The drop in the stock price has attracted the attention of knee jerk contrarians, who believe that any stock that has dropped this much must be cheap. That, of course, is a dangerous strategy.

There are two ways to gauge whether Valeant is now a cheap stock. One is to try to do an intrinsic valuation of Valeant. I was tempted but valuing this company now, with the numbers on the verge of being restated and more revelations on the way, will be like nailing jello to a wall. The other is to do a pricing, which will tie to what we are going to do in class starting soon. I began with a very simplistic comparison of the pricing of Valeant to the pricing of other pharmaceutical/biotechnology companies in North America:

All drug firms (660) Drug firms with mkt cap > $ 1 billion 98)
Multiple Valeant Average Aggregate Average Aggregate
PE 56.97 74.89 36.31 46.66 29.88
PBV 6.34 25.65 5.66 15.03 5.64
EV/EBITDAR 9.37 85.07 10.87 26.71 11.49
EV/EBITDA 9.93 38.76 15.26 17.11 16.84
EV/EBIT 17.46 58.49 19.71 24.85 22.33
EV/Sales 4.94 NA 5.73 NA 5.83

The first comparison is to all 660 publicly traded drug (pharmaceuticals and biotechnology) in North America that have a market price and the second is only to the 98 drug companies that have market capitalizations that exceed a billion. The first column in each is a simple average, close to useless largely because you have a few outliers with outlaandishly high values. The second is a more useful measure that is derived by adding up the market capitalizations (enterprise values) of all of the firms in the group and dividing by the aggregate value of the metric (net income, EBITDA, EBIT, Sales) of all of the firms in the group.

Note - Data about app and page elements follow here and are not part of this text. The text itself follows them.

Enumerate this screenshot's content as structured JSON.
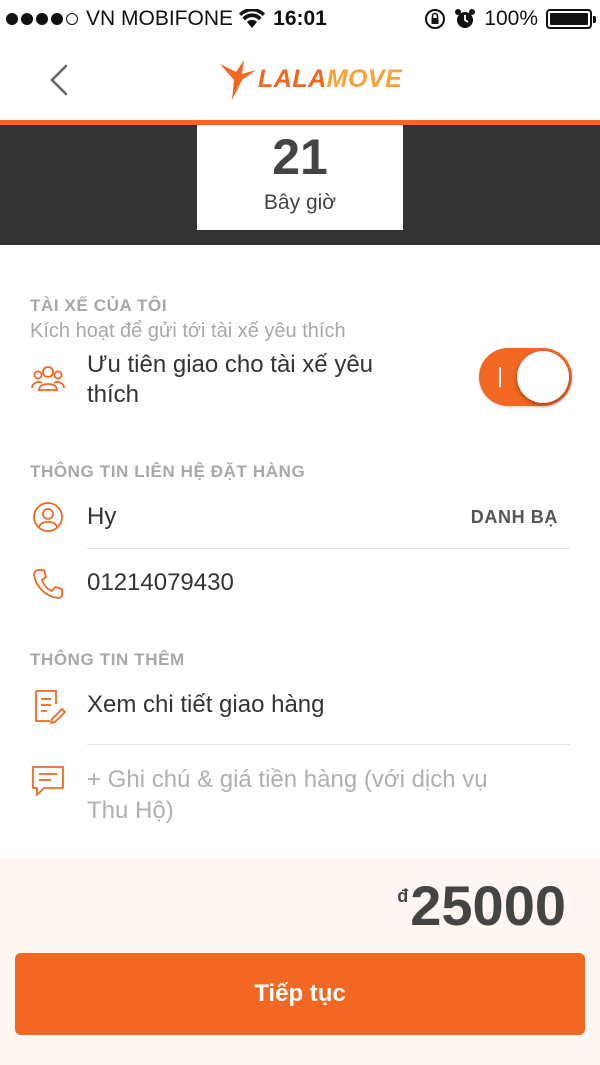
{
  "status_bar": {
    "carrier": "VN MOBIFONE",
    "time": "16:01",
    "battery": "100%"
  },
  "nav": {
    "logo_text": "LALAMOVE"
  },
  "schedule": {
    "number": "21",
    "label": "Bây giờ"
  },
  "favorite_driver": {
    "section_title": "TÀI XẾ CỦA TÔI",
    "subtitle": "Kích hoạt để gửi tới tài xế yêu thích",
    "option_label_line1": "Ưu tiên giao cho tài xế yêu",
    "option_label_line2": "thích",
    "toggle_on": true
  },
  "contact": {
    "section_title": "THÔNG TIN LIÊN HỆ ĐẶT HÀNG",
    "name": "Hy",
    "contacts_link": "DANH BẠ",
    "phone": "01214079430"
  },
  "extra": {
    "section_title": "THÔNG TIN THÊM",
    "delivery_details": "Xem chi tiết giao hàng",
    "note_placeholder_line1": "+ Ghi chú & giá tiền hàng (với dịch vụ",
    "note_placeholder_line2": "Thu Hộ)"
  },
  "footer": {
    "currency": "đ",
    "price": "25000",
    "continue_label": "Tiếp tục"
  },
  "colors": {
    "accent": "#f26722",
    "dark_band": "#333333",
    "muted_text": "#a8a8a8"
  }
}
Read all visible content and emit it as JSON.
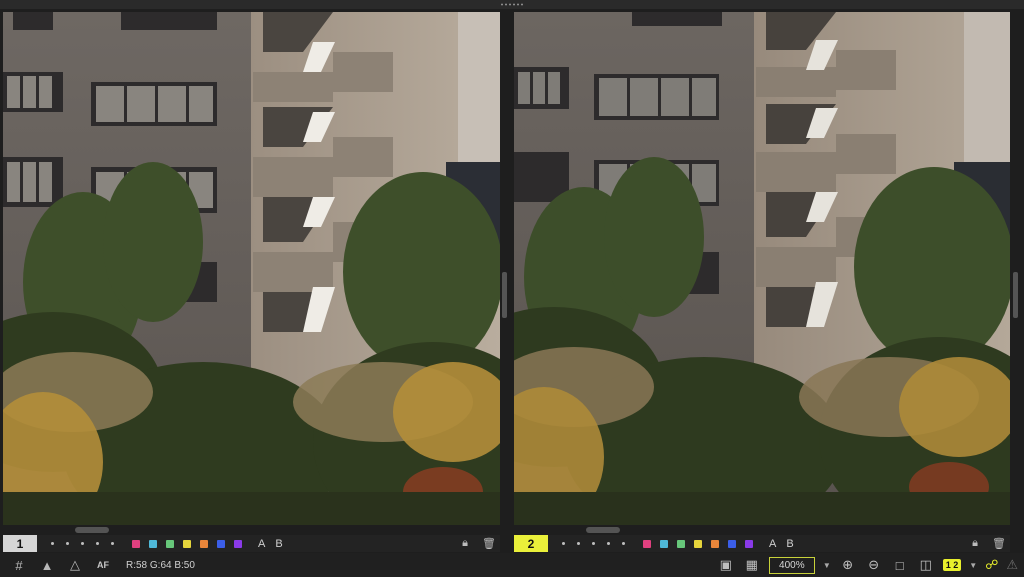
{
  "viewers": [
    {
      "index_label": "1",
      "active": false
    },
    {
      "index_label": "2",
      "active": true
    }
  ],
  "rating": {
    "label_a": "A",
    "label_b": "B",
    "color_labels": [
      "#e0407f",
      "#4fb8d8",
      "#67c77a",
      "#e6d53c",
      "#e8853a",
      "#3b5ee8",
      "#8a3ae8"
    ]
  },
  "status": {
    "rgb_readout": "R:58 G:64 B:50",
    "af_label": "AF",
    "zoom_level": "400%",
    "compare_label": "1 2"
  },
  "icons": {
    "lock": "lock-icon",
    "trash": "trash-icon",
    "grid": "grid-icon",
    "warning": "warning-icon"
  }
}
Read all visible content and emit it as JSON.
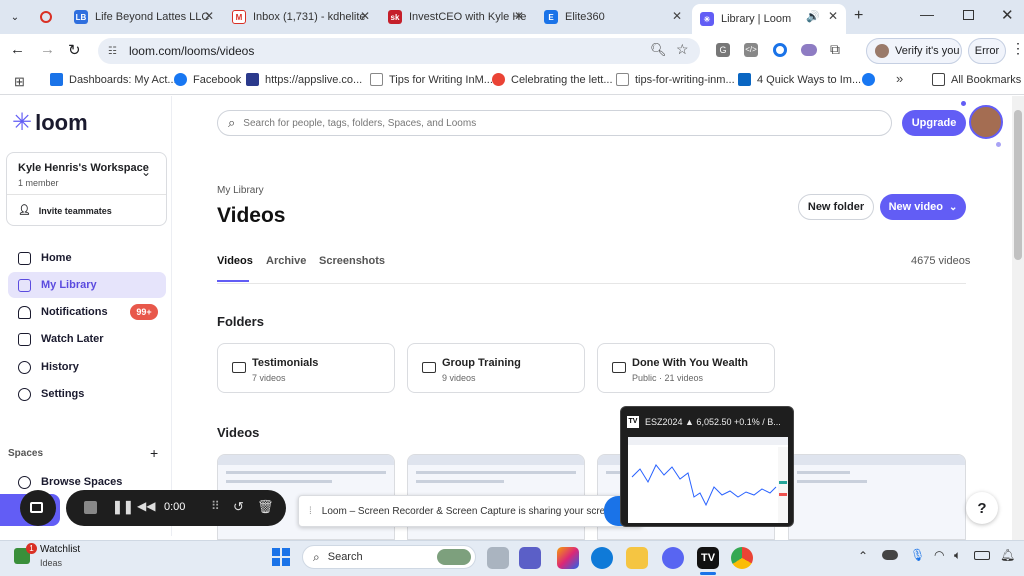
{
  "tabs": [
    {
      "label": "Life Beyond Lattes LLC",
      "fav_color": "#2f6fde",
      "fav_text": "LB"
    },
    {
      "label": "Inbox (1,731) - kdhelite",
      "fav_color": "#d93025",
      "fav_text": "M"
    },
    {
      "label": "InvestCEO with Kyle He",
      "fav_color": "#c51f2a",
      "fav_text": "sk"
    },
    {
      "label": "Elite360",
      "fav_color": "#1a73e8",
      "fav_text": "E"
    },
    {
      "label": "Library | Loom",
      "fav_color": "#625df5",
      "fav_text": "✳"
    }
  ],
  "toolbar": {
    "url": "loom.com/looms/videos",
    "verify": "Verify it's you",
    "error": "Error"
  },
  "bookmarks": [
    {
      "label": "Dashboards: My Act...",
      "color": "#1a73e8"
    },
    {
      "label": "Facebook",
      "color": "#1877f2"
    },
    {
      "label": "https://appslive.co...",
      "color": "#2b3a8c"
    },
    {
      "label": "Tips for Writing InM...",
      "color": "#888888"
    },
    {
      "label": "Celebrating the lett...",
      "color": "#ea4335"
    },
    {
      "label": "tips-for-writing-inm...",
      "color": "#888888"
    },
    {
      "label": "4 Quick Ways to Im...",
      "color": "#0a66c2"
    }
  ],
  "bookmarks_all": "All Bookmarks",
  "loom": {
    "logo": "loom",
    "search_placeholder": "Search for people, tags, folders, Spaces, and Looms",
    "upgrade": "Upgrade",
    "workspace_name": "Kyle Henris's Workspace",
    "workspace_members": "1 member",
    "invite": "Invite teammates",
    "nav": [
      "Home",
      "My Library",
      "Notifications",
      "Watch Later",
      "History",
      "Settings"
    ],
    "notif_badge": "99+",
    "spaces_label": "Spaces",
    "browse_spaces": "Browse Spaces",
    "breadcrumb": "My Library",
    "page_title": "Videos",
    "new_folder": "New folder",
    "new_video": "New video",
    "tabs": [
      "Videos",
      "Archive",
      "Screenshots"
    ],
    "video_count": "4675 videos",
    "folders_heading": "Folders",
    "folders": [
      {
        "name": "Testimonials",
        "sub": "7 videos"
      },
      {
        "name": "Group Training",
        "sub": "9 videos"
      },
      {
        "name": "Done With You Wealth",
        "sub": "Public · 21 videos"
      }
    ],
    "videos_heading": "Videos",
    "help": "?"
  },
  "recorder": {
    "time": "0:00",
    "share_msg": "Loom – Screen Recorder & Screen Capture is sharing your screen."
  },
  "tv_popup": {
    "title": "ESZ2024 ▲ 6,052.50 +0.1% / B..."
  },
  "taskbar": {
    "watchlist": "Watchlist",
    "ideas": "Ideas",
    "watch_badge": "1",
    "search": "Search"
  }
}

It is see why analysts and sales people love multiples. If I wanted to make the argument that Valeant is cheap, I would use EV/EBITDAR and EV/Sales as my multiples of choice and note how much lower Valeant is trading at, relative to the sector. If I wanted to convince you that Valeant is still expensive, I would latch on to PE ratios. It is worth noting that one reason Valeant looks attractive on an EBITDAR basis is because it does not do R&D and instead acquires other companies to grow. In this final table, I contrast Valeant's operating statistics with those for the sector.

  Valeant All drug Large cap drug
R&D/Sales 2.98% 16.09% 15.19%
Revenue Growth (Last 5 years) 61.50% 16.75% 23.10%
Expected EPS Growth (Next 5 years) 22.80% 18.36% 14.42%
Operating Margin 28.32% 26.09% 29.08%
(EBIT Adjusted for R&D)/Sales 30.32% 30.48% 33.00%
ROE 11.13% 15.55% 18.97%
Dividend Payout 0.00% 23.36% 19.86%
(Dividends + Buyback)/ Net Income 8.26% 49.13% 41.73%
Effective tax rate 9.84% 38.89% 29.75%

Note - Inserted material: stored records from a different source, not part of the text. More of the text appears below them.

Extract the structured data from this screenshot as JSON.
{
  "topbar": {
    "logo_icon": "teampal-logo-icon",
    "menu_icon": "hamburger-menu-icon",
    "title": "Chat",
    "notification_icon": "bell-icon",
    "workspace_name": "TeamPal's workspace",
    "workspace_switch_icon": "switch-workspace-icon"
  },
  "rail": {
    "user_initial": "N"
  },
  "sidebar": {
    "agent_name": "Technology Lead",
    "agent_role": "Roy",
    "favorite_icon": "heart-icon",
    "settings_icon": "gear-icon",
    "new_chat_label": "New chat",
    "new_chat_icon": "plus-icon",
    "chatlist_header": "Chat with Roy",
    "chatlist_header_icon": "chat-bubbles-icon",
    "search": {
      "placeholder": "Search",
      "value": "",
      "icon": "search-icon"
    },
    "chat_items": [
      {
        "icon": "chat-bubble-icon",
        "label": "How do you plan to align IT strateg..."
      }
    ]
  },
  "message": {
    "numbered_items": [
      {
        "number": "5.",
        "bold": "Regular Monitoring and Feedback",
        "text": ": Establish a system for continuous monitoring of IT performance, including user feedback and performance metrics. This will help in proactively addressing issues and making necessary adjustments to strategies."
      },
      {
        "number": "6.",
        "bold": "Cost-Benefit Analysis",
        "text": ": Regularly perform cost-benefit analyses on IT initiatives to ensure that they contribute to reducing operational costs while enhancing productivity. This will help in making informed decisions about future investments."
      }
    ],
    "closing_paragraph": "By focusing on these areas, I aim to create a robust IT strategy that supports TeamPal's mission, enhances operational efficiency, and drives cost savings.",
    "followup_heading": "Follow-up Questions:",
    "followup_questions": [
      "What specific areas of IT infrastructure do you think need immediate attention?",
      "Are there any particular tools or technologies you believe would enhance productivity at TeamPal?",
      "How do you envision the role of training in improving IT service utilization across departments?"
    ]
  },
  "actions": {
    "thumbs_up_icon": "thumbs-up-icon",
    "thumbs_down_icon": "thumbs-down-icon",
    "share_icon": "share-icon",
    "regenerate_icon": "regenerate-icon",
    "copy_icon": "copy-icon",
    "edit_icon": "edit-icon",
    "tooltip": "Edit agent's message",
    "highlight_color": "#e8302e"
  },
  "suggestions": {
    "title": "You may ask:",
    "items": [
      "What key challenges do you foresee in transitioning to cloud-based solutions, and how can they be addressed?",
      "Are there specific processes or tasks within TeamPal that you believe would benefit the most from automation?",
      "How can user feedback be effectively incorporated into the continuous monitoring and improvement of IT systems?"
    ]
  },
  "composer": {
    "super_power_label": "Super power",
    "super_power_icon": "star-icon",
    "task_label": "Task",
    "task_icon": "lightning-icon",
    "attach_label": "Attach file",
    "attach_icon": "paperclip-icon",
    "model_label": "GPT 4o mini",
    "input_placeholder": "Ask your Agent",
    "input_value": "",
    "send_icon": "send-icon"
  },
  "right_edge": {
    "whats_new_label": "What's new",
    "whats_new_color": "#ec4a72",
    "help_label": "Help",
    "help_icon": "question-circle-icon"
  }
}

The company has been able to register high revenue growth, through acquisitons, and its operating margin looks comparable to large cap drug companies, before you adjust for R&D, but lags after. Note that all of the earnings figures are also prior to special charges related to acquisitions that eat into earnings every year. In effect, the claims that the company has a found a better way to do business did not seem backed up by the numbers even before the scandal in the last few weeks, making it a curiosity that investors with as much sophistication as Bill Ackman found it to be alluring.

Bottom line

Valeant has dropped in stock price, but only to the levels of other drug companies. It may become cheap if it keeps dropping, but if you are a trader or a pricer, it does not look like a screaming bargain.


  1. Data set of drug companies in North America